How to get started with Blockchain
Even though blockchain is a hot topic with the experts calling it the next frontier in global commerce, it still is new and a developing technology. There are many concerns regarding its implementation in the real life scenarios. One, it is a complex programming language and the internal IT team is not well equipped to gain in-house expertise for the technology. The companies might have to depend solely on a technology partner. Second, it relies on network effect. That means for blockchain to succeed truly, more people in the supply chain need to participate on the platform consistently. Its return on investment is directly dependent on the number of people use it. Third, the technology has become an international political issue due to divided stance of global leaders on the aspects related to data privacy and control. Where some countries have shown a positive stance, the others have declared it in direct conflict with their respective national interest. At present, logistics companies might be hesitant to apply blockchain to the whole supply chain at global level. However, blockchain is definitely a solution to many costly operational processes, especially freight contract and fulfillment. It is true that to derive the most value, blockchain is to be implemented end-to-end, procurement to customer delivery. However, to start with, we advise our customer to start on individual processes. We work with our customers by identifying a use-case that can reap huge monetary benefits or greatly improve customer satisfaction. The DreamOrbit team helps to scope out the technology plan and develop a proof of concept. Once the POC is refined, our team deploys the MVP of the product and stepped up continuously to include more functionalities and customer data until it is ready for full-volume production.
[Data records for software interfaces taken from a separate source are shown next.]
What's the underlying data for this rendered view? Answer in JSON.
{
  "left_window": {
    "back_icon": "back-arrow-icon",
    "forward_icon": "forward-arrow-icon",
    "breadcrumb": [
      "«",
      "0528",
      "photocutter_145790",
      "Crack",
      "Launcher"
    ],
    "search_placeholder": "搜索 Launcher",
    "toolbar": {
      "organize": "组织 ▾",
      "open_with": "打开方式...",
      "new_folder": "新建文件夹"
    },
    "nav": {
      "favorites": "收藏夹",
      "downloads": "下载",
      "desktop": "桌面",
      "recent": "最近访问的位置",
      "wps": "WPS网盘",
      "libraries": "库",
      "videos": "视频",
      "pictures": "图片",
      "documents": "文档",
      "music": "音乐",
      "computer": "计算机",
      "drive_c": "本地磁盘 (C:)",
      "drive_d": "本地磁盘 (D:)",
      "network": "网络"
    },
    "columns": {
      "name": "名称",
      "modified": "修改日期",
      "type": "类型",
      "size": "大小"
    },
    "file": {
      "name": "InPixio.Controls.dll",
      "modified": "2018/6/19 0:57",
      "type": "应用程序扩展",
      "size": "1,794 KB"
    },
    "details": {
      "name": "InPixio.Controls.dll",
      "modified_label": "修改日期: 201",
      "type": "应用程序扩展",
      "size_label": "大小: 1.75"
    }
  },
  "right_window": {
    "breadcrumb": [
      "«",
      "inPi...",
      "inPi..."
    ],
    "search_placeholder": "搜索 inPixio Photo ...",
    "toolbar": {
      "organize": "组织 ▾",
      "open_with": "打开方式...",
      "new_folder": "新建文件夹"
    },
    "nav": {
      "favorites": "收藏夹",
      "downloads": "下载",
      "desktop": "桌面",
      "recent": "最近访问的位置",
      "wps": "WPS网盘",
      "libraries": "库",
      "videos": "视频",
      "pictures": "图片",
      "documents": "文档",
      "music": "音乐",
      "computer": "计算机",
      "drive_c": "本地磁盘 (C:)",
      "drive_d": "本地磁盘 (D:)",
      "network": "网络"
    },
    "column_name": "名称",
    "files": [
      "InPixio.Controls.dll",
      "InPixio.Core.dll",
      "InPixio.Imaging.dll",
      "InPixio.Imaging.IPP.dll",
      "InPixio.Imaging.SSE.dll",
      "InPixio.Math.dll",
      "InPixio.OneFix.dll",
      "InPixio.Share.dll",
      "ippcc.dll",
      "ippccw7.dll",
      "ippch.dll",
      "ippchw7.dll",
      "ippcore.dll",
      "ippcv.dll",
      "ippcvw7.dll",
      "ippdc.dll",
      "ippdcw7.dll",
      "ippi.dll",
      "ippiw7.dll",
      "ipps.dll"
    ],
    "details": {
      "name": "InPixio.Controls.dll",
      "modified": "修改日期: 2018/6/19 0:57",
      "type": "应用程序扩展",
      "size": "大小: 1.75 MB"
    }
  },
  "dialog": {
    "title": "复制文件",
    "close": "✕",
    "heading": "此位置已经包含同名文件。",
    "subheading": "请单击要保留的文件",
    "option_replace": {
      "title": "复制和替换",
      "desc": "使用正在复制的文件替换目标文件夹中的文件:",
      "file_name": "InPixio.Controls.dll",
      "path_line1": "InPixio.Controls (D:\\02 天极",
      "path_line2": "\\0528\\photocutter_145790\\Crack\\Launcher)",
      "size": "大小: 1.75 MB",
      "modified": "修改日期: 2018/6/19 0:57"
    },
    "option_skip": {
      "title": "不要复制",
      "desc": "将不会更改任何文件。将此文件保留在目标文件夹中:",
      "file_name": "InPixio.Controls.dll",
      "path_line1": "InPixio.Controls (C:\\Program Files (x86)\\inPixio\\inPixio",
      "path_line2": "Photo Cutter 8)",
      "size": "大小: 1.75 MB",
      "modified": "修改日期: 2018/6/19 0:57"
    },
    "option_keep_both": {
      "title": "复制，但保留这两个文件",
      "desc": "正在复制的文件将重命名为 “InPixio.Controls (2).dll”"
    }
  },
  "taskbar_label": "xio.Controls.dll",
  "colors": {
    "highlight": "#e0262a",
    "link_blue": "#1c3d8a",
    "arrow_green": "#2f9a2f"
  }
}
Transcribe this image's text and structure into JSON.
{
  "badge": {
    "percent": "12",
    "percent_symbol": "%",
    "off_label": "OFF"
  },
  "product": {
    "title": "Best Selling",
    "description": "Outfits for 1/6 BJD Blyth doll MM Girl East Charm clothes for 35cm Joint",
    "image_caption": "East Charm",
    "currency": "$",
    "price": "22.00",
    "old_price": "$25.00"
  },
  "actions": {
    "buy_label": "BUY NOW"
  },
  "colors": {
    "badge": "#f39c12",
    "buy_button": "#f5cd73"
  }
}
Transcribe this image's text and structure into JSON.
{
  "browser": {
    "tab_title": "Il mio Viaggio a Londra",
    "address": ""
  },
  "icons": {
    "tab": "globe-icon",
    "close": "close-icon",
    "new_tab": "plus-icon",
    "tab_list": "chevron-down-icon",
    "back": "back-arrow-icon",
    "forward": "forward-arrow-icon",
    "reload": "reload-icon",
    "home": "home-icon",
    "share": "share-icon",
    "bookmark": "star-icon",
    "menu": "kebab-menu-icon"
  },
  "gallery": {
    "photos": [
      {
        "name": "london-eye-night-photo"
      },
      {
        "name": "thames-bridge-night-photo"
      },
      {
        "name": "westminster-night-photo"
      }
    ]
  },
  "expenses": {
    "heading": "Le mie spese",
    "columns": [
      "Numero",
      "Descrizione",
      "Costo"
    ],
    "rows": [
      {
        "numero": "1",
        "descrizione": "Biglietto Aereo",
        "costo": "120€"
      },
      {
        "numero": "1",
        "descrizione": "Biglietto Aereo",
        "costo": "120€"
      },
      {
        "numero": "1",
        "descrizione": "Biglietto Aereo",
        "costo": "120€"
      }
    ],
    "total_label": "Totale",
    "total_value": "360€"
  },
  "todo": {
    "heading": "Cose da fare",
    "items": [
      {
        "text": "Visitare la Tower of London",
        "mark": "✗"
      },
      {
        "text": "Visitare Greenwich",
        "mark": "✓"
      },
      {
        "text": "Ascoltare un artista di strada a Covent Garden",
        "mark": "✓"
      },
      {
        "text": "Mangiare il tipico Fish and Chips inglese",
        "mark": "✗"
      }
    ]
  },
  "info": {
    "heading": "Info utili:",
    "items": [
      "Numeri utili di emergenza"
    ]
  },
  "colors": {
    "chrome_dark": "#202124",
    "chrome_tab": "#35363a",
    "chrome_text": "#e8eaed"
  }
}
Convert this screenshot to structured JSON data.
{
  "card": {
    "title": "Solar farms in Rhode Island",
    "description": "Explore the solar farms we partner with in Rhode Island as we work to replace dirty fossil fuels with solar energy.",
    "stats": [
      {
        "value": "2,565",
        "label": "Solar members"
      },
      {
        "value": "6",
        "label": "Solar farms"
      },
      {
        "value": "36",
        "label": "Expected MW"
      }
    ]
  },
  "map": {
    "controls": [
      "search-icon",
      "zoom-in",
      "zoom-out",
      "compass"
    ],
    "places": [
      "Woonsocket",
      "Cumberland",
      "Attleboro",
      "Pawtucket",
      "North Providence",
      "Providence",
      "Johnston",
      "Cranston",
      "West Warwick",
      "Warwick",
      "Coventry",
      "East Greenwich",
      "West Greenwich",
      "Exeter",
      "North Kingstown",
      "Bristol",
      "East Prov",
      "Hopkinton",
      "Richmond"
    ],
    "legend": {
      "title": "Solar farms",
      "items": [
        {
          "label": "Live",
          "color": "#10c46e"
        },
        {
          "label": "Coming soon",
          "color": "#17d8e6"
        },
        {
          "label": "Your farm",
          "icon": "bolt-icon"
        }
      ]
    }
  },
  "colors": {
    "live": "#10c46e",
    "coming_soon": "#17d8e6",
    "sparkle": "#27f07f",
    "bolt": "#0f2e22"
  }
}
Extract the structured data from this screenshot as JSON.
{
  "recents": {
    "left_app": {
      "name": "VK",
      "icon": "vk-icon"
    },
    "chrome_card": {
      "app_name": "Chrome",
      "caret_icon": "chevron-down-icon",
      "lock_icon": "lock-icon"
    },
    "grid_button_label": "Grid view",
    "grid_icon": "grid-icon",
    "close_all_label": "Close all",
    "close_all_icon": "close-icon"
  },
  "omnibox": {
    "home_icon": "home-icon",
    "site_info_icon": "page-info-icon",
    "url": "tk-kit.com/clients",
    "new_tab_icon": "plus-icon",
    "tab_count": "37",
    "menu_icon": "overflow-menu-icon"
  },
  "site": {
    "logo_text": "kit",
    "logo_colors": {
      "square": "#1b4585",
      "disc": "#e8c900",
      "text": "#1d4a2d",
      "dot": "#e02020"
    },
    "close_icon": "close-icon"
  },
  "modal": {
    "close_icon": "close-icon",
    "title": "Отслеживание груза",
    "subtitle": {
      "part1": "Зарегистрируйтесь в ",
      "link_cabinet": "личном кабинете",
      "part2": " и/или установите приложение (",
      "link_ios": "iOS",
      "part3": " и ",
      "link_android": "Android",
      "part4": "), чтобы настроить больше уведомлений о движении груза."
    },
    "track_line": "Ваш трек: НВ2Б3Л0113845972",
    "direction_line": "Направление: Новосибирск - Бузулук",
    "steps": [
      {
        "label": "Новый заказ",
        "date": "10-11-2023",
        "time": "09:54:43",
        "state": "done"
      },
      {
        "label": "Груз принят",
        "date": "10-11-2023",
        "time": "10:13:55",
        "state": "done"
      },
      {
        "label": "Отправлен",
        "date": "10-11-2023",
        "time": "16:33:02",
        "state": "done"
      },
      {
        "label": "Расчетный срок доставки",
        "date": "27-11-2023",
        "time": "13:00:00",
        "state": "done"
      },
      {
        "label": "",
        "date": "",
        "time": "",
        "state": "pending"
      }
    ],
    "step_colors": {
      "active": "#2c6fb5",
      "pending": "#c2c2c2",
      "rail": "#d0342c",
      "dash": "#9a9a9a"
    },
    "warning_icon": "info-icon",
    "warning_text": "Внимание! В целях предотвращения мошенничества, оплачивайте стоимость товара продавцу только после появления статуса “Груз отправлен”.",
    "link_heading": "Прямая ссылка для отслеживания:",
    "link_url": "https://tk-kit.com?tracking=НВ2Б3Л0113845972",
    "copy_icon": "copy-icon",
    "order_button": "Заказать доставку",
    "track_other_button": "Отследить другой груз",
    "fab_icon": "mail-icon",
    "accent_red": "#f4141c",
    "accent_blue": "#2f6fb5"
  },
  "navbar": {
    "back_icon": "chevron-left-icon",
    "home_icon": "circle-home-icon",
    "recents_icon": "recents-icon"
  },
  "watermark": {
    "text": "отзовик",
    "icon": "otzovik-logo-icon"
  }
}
As you can see in the figure below. The tasks along the supply chain of receiving quotes, awarding tender, scheduling pickup, and tracking until delivery are building blockchain that offers smart contract solution automating final payments. Each layer is foundation to the next one. Solutions for processes and sub-processes within can build up to a holistic solution eventually. The dream of one operating system for logistics can turn to reality.